The challenge of treating adolescents with substance use disorders (SUDs) can be significant by itself. Yet when factoring in an illness such as bipolar disorder and other comorbid disorders such as attention-deficit/hyperactivity disorder (ADHD), formulating treatment plans becomes more complicated and requires strict attention to multiple etiologic factors. In recent years a focus on mood disorders in youths with substance abuse or dependence has emerged as a major clinical and public health concern, particularly given what we know about the ability to address SUDs, delinquency and mood symptoms with treatment.1
In discussing these comorbidities, Gabrielle Carlson, MD, Professor of Psychiatry and Pediatrics and Director of Child and Adolescent Psychiatry at the State University of New York at Stony Brook School of Medicine, said in the March 2005 issue of The Brown University Child and Adolescent Psychopharmacology Update (Vol. 7, No. 3), “People with bipolar disorder often abuse substances, especially during manic and depressive episodes. When you have an age of onset that is high during adolescence and young adulthood, which is the highest risk time for onset for substance abuse problems, you can imagine that the risk for bipolar teens would be very high.”
It is imperative for clinicians working with adolescents with bipolar disorder to understand that comorbidity occurs more often than not in pediatric and adolescent bipolar disorder, and the high incidence of comorbidity makes diagnosis of the underlying disorder difficult and also affects treatment.
Evaluation and treatment of comorbid bipolar disorder and SUDs should be part of a plan in which consideration is given to all aspects of the adolescent's life. Any intervention should follow a careful evaluation of the patient, including a review of psychiatric, addiction, social, cognitive, educational and family dimensions. A thorough history of substance use should be obtained, including past and current use and treatment.
Careful attention should be paid to differential diagnosis, including medical, psychiatric and neurological conditions whose symptoms may overlap with bipolar disorder (schizophrenia, hyperthyroidism) or be a result of SUD (protractive withdrawal, hyperactivity). Current psychosocial factors contributing to the clinical presentation need to be explored thoroughly. No specific guidelines exist for evaluating the patient with bipolar disorder and an active SUD, but at least a few days of abstinence might be useful in the effort to assess for bipolar symptoms.

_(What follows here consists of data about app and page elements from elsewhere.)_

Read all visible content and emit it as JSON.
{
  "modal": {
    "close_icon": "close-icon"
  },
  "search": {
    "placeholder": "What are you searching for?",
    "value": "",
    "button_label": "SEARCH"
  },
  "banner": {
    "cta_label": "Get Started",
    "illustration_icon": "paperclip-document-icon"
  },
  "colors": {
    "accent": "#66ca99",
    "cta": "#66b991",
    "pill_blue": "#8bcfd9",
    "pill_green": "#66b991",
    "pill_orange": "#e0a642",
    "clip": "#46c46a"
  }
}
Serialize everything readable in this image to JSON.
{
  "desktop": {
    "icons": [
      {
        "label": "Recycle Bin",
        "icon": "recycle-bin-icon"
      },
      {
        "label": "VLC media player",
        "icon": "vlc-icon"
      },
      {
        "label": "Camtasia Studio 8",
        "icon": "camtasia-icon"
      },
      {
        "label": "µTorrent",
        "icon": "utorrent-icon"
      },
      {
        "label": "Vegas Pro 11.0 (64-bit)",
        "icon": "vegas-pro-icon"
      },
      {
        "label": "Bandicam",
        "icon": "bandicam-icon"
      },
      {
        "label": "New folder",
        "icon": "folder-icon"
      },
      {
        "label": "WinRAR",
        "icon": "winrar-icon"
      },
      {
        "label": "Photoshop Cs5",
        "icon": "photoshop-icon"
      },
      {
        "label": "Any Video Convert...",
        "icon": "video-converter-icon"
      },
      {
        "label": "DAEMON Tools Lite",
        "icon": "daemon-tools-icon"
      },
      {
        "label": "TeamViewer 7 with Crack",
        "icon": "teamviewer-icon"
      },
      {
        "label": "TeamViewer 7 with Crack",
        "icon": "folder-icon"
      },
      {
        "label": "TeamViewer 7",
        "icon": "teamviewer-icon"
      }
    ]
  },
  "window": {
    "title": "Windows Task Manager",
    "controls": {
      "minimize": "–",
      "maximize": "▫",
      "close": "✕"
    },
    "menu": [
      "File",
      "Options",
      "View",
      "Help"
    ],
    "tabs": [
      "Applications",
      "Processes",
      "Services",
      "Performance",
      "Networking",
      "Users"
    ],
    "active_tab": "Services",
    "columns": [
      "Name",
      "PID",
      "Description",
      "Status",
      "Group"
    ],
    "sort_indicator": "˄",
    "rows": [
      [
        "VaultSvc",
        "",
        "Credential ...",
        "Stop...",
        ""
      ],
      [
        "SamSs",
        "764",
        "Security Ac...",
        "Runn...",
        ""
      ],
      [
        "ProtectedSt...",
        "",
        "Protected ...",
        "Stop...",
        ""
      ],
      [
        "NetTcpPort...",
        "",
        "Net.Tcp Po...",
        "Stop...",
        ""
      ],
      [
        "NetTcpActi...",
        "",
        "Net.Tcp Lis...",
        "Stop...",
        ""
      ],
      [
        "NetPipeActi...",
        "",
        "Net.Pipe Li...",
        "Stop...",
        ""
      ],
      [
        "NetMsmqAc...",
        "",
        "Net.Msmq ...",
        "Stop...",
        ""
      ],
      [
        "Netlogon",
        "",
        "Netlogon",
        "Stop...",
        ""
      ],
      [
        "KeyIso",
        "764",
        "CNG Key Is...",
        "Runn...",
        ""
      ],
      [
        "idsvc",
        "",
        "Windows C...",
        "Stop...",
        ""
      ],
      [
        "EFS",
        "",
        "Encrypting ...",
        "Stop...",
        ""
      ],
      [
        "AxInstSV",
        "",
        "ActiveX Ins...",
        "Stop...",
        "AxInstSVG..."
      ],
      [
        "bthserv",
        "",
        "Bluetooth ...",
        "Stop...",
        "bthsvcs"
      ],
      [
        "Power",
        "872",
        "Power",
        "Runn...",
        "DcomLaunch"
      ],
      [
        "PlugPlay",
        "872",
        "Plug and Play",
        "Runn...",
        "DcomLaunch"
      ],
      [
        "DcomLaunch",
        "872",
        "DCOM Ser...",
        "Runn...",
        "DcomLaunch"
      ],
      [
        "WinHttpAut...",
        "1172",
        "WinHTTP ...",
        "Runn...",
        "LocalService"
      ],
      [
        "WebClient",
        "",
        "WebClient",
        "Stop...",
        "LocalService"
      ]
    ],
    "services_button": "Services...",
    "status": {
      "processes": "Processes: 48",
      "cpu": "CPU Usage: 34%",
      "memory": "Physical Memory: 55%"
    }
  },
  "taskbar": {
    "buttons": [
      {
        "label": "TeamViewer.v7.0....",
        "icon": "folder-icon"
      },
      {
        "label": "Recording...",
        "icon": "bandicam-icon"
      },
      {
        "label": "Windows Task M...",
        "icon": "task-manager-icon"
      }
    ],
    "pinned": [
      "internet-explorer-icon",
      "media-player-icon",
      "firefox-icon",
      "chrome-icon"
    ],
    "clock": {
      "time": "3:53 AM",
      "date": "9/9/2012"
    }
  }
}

Semi-structured psychiatric interviews are invaluable aids for the systematic diagnostic assessment of this group of patients. The aforementioned article in The Brown University Child and Adolescent Psychopharmacology Update cites several helpful diagnostic instruments and scales, such as the school-age children's version of the Schedule for Affective Disorders and Schizophrenia (K-SADS), the Addiction Severity Index (ASI) and the Child Behavior Checklist (CBCL). Heavy, intermittent, binge use of substances is a tip-off to the possible existence of bipolar disorder in youths who are abusing substances.
When approaching treatment of comorbid conditions such as bipolar disorder and SUD, clinicians should consider a simultaneous treatment approach. Given limited, albeit important, data on the effects of psychotropic medication treatment in reducing SUD in bipolar youths, both psychosocial and medication strategies should be considered in these adolescents.
It is important to review with the patient and family the fact that medication is one aspect of the treatment plan and is more likely to be effective when used in conjunction with other treatments.
The American Academy of Child and Adolescent Psychiatry's (AACAP's) Practice Parameter for the Assessment and Treatment of Children and Adolescents With Bipolar Disorder2 lists these among the potentially beneficial psychosocial treatments:
Psychosocial education therapy. This is where information should be provided to both patients and their families on the disorders' symptoms and course, treatment options, and potential impact on psychosocial and family functioning.
Cognitive-behavioral therapy. This addresses cognitions and emotions of mania and depression, and has proven to be efficacious with clients with bipolar disorder.3
Relapse prevention. Education should be provided to the adolescent and family on the impact of noncompliance with medications, the recognition of emergent relapse symptoms, and other factors that may promote relapse (e.g. sleep deprivation, substance abuse, medication noncompliance).
Family-focused treatment. Family environmental factors are correlated with the course of recurrent mood disorders, because adolescents are generally more dependent on their families of origin than are young or older adults. Negative relationships with parents have a great potential to influence the course of the disorder. Various models of family intervention have been shown to be powerful adjuncts to pharmacotherapy among adolescent bipolar I patients.4